Investing in women’s health – and yes, the menopause – must be a daily promise
Yesterday, City firms up and down the country celebrated international women’s day and lauded the women on their staff – but they need to invest in their health every day to see the rewards, writes Samantha Downes.
Women’s health and International Women’s Day go hand-in-hand. But, until recently, one of the biggest physiological events in a woman’s life went by largely ignored.
Unlike motherhood, or giving birth, every single woman who lives into her 50s will experience it.
Yep, I’m writing about the menopause, or as some of my older relatives and the generation above me still call it: “the change”.
The reason why it may not have had quite so much attention is because – gasp – many women actually saw it as a form of liberation.
Until the late 1960s there was no freely available contraception. This meant that with the change of life came a freedom, largely not having to worry about getting pregnant.
Now we have more choice thanks to an opening up of education, equal pay laws and an evolving view of women in society, which is (largely) more enlightened.
But our bodies have not evolved.
Leaving it longer to have children also means many women are going through the menopause when they still have young children to look after. In fact, the number of women who gave birth when they were over 40 totalled 29,000 in 2017 compared to just 14,739 in 1997. And then some of us will also have parents to look after.
The bottom line is all these things place demands on our physical selves that we wouldn’t have dreamed of taking on in our carefree 20s or 30s.
No wonder when hormone replacement therapy (HRT) started running short last year women were demanding that a state of emergency was declared.
Oestrogen gel may be seen as a wonder drug, or a “luxury”, but for most women working full time and looking after older and younger families, it is the fuel that allows us to keep functioning.
Our legs and arms, whether we like it or not, are still reaching an age where they are biologically craving to take things easier.
But that’s not an option for my generation even if we wanted to.
We missed out on final salary schemes and our pensions may be needed to support our children throughout university, and to assist our parents who may need nursing care in the future.
I’m not demanding sympathy or playing a victim.
I love working and want to work full time as long as I can. Plus, I’m not yet fully menopausal: I was prescribed HRT at the end of the pandemic because my sleep appeared to have become disturbed and I was getting more anxious.
My two pumps a day of oestrogen helps me get a reasonable amount of shut eye and by doing so keep my energy levels high enough to hold down a demanding job.
On the minus side it makes me more emotional than I’d like – I was crying at press release pictures of an electric London black cab and I’ve lost half a stone I didn’t need to.
HRT is not the only tool in our armour though, in order to keep working into our 50s professional women have to be both incredibly stubborn and open minded.
Working three to four days a week from home is not a luxury but a necessity, especially if you do have young children.

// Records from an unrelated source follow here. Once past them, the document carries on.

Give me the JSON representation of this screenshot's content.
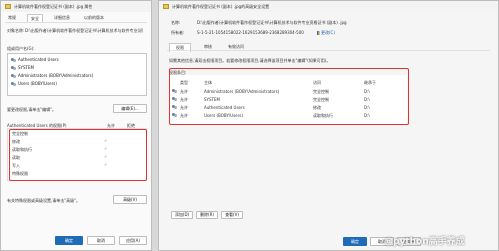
{
  "left_window": {
    "title": "计算机软件著作权登记证书 (副本) .jpg 属性",
    "tabs": [
      "常规",
      "安全",
      "详细信息",
      "以前的版本"
    ],
    "object_name_label": "对象名称:",
    "object_name_value": "D:\\出版作者\\计算机软件著作权登记证书\\计算机技术与软件专业(初",
    "group_label": "组或用户名(G):",
    "users": [
      "Authenticated Users",
      "SYSTEM",
      "Administrators (BOBY\\Administrators)",
      "Users (BOBY\\Users)"
    ],
    "edit_hint": "要更改权限,请单击\"编辑\"。",
    "edit_button": "编辑(E)...",
    "perm_label": "Authenticated Users 的权限(P)",
    "allow_label": "允许",
    "deny_label": "拒绝",
    "perms": [
      "完全控制",
      "修改",
      "读取和执行",
      "读取",
      "写入",
      "特殊权限"
    ],
    "special_hint": "有关特殊权限或高级设置,请单击\"高级\"。",
    "advanced_button": "高级(V)",
    "ok": "确定",
    "cancel": "取消",
    "apply": "应用(A)"
  },
  "right_window": {
    "title": "计算机软件著作权登记证书 (副本) .jpg的高级安全设置",
    "name_label": "名称:",
    "name_value": "D:\\出版作者\\计算机软件著作权登记证书\\计算机技术与软件专业资格证书 (副本) .jpg",
    "owner_label": "所有者:",
    "owner_value": "S-1-5-21-1054158022-1629153689-2368289304-500",
    "change_link": "更改(C)",
    "tabs": [
      "权限",
      "审核",
      "有效访问"
    ],
    "info_text": "如需其他信息,请双击权限项目。若要修改权限项目,请选择该项目并单击\"编辑\"(如果可用)。",
    "entries_label": "权限条目:",
    "columns": [
      "类型",
      "主体",
      "访问",
      "继承于"
    ],
    "rows": [
      {
        "type": "允许",
        "principal": "Administrators (BOBY\\Administrators)",
        "access": "完全控制",
        "inherit": "D:\\"
      },
      {
        "type": "允许",
        "principal": "SYSTEM",
        "access": "完全控制",
        "inherit": "D:\\"
      },
      {
        "type": "允许",
        "principal": "Authenticated Users",
        "access": "修改",
        "inherit": "D:\\"
      },
      {
        "type": "允许",
        "principal": "Users (BOBY\\Users)",
        "access": "读取和执行",
        "inherit": "D:\\"
      }
    ],
    "add_button": "添加(D)",
    "remove_button": "删除(R)",
    "view_button": "查看(V)",
    "ok": "确定",
    "cancel": "取消",
    "apply": "应用(A)"
  },
  "watermark": "@python高手养成"
}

This also does mean that while you don’t see us, on the train and queuing for Pret, we are still here.
But I wonder for how much longer, because some more support is needed. There are reports that women who work full-time will be more likely to suffer from burn out because of the mental load they often carry.
The good news is, if you are a younger woman reading this, menopause is just a phase and the end of your fertile years also come with another freedom, one that feminism doesn’t always allow us but that you too will discover when you get there.
In the meantime my message to employers, particularly those in the City of London, is to let us menopausal, or perimenopausal or even older women who’ve already been there and done it, be seen and keep being seen.
Invest in us and your workforce will be a more enlightened, diverse and exciting place.